[dropcap3]A[/dropcap3] little over a year ago I had the opportunity to attend a student leadership conference in Philadelphia. One of the final sessions was a roundtable discussion with other student leaders. As the group interacted, many of the students regaled us with stories of the wild parties typical of their school. When I spoke up the group was dumbfounded that their typical college lifestyle is prohibited at Cairn. Some asked me why I didn’t just transfer to a school that didn’t “tell me what to do.” After all, how could I, a college student, an adult for that matter, continue to let someone or something tell me what to do?
What the students at the conference could not understand was that I chose to become a part of something bigger than myself. They saw themselves as independent of the world around them, free to make the decisions they wanted to. Early in John Bunyan’s The Pilgrim’s Progress, Christian, the main character, must climb the Hill of Difficulty. The Hill is steep and hard to climb, as its name might suggest. Yet Christian fights on, crawling up the steep hill. Many students my age get to the hill early in life and find it too difficult; they fall down and distract themselves with alcohol, sex, and rebellion. However, I would argue that the Cairn student pushes on, as difficult and trying as it may be, following the path marked before us. Throughout my four years here I have been very involved, beginning as a student in the Wisconsin Wilderness Program and now in student leadership, culminating this year as the Student Senate President. I have used the illustration multiple times, as a student leader, likening Cairn to a timeline. It is a line that extends in both directions: into the past and the future. The school enjoys a one-hundred-year heritage. Each year the heritage continues to grow, thus, Cairn is like a timeline extending back one hundred years yet simultaneously thrusting forward into the future. The timeline example is a perfect illustration of being a part of a community bigger than myself.
As Student Senate President I have the privilege of overseeing and organizing many opportunities for students on and off campus. There needs to be a healthy balance of fellowship among students and outreach into the community. Students always respond positively to the opportunities. Whether we are cleaning a strip of the road for Adopt-a-highway, donating life at a blood drive, offering a hand to the homeless and needy, promoting missions both here and oversees, tutoring and mentoring students in Philadelphia, or sharing the Gospel at other college campuses, Cairn students are constantly active in being a part of something greater than ourselves. Cairn University focuses on life in the context of God’s Word and Kingdom.
One of the most valuable lessons I learned at Cairn is understanding God’s Word in context. Introduction to the Bible with Mark Jalovick in Wisconsin revolutionized the way I view Scripture and how I understand myself in the context of God’s kingdom. I have a place in His kingdom, but it is His kingdom, not mine. The mission statement that hangs around campus serves as a sort of cairn reminding each of us that we are here because of God and His Word. While other schools market themselves as being all about the needs of the individual student, Cairn has and continues to contextualize the student in God’s calling.

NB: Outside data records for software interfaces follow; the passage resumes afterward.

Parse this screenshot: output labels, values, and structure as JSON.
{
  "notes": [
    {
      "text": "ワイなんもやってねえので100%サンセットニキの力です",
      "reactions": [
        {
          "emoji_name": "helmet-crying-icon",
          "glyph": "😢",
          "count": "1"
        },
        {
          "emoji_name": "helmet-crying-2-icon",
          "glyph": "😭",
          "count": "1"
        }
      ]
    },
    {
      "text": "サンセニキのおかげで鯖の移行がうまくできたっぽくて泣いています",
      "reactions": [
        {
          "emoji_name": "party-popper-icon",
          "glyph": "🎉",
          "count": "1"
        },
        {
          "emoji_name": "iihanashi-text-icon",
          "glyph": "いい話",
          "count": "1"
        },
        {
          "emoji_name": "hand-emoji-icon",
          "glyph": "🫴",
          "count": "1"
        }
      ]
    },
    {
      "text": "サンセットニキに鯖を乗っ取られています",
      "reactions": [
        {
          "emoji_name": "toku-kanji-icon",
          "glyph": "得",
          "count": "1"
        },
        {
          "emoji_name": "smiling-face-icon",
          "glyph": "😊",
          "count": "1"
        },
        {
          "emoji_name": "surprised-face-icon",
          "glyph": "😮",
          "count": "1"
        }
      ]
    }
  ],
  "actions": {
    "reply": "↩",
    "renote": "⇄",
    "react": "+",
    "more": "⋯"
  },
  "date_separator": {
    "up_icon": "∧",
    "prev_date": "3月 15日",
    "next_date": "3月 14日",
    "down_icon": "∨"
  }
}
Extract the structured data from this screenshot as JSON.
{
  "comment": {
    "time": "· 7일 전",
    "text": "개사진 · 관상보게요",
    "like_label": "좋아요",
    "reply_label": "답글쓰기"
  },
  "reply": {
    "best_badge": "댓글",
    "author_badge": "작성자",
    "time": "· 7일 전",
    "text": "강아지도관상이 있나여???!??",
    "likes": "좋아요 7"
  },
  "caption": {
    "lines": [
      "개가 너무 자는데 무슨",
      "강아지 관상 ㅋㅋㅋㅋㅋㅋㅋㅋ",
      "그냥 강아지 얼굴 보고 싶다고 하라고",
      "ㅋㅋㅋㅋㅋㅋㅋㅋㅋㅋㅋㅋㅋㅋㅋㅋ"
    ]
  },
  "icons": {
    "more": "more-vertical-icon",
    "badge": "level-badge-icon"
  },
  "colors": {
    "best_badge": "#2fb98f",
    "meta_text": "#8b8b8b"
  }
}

Student Senate and the other organizations work to create new opportunities which not only live out the Cairn mission, but demonstrate to the world around us why we live set apart. One of Senate’s goals this year is to provide new opportunities for students to share the Gospel in even the smallest ways as they live their lives in the context of a fallen world. As our name implies, we are marking the way for others to follow, and by nature the Cairn community is active and engaging. As a student leader, I see a tremendous number of new and improved opportunities arising from the energy of the new name. You cannot judge a book by its cover, but a cover can set the tone for the book. The perspective of the new name does exactly that. I and my classmates see the future of Cairn as one grounded in the past. Our future is anchored and that propels us forward. The point of a cairn is to point the way forward, but someone had to walk the path before to be able to mark it. We are not climbing our Hill of Difficulty and moving on. We reach the top and yell back to those at the bottom to follow the cairns that were set before us, that there is somewhere better than quitting at the bottom.
As a student I realize that the future of Cairn is brighter than ever in an American culture that is perhaps darker than ever. The God-centered education we are receiving prepares us to set foot into the thickest parts of the world and point to something bigger than us, bigger than our Hills of Difficulty.
This winter will be the beginning of my experience of teaching in a social studies classroom. I have spent the past four years studying educational theories and methods, and now practicum begins the actual process of being a teacher. My goal for students is not that they memorize disjointed dates and names, or remember who flanked whom in a given battle. Rather I want them to place themselves into the context of history. If they understand life is about something greater than them and that no one exists in a vacuum, then the names, dates, and details of history will fall into place. Educators would recognize my goal as worldview integration or mastery teaching, but I know it simply as what I learned at Cairn. I can say truthfully that I am more excited about Cairn’s mission and future now, on my way out, than I was when I entered as a freshman optimistic and excited.
[framed_box] Greg Cawood is the Student Senate President at Cairn University. He is a senior, earning degrees in Secondary Social Studies Education and Bible. His family has a long history at Cairn; his grandfather John Cawood was a beloved Bible professor, and his father, Scott, is currently the Vice President of Enrollment and Student Life. Greg can be reached by emailing firstname.lastname@example.org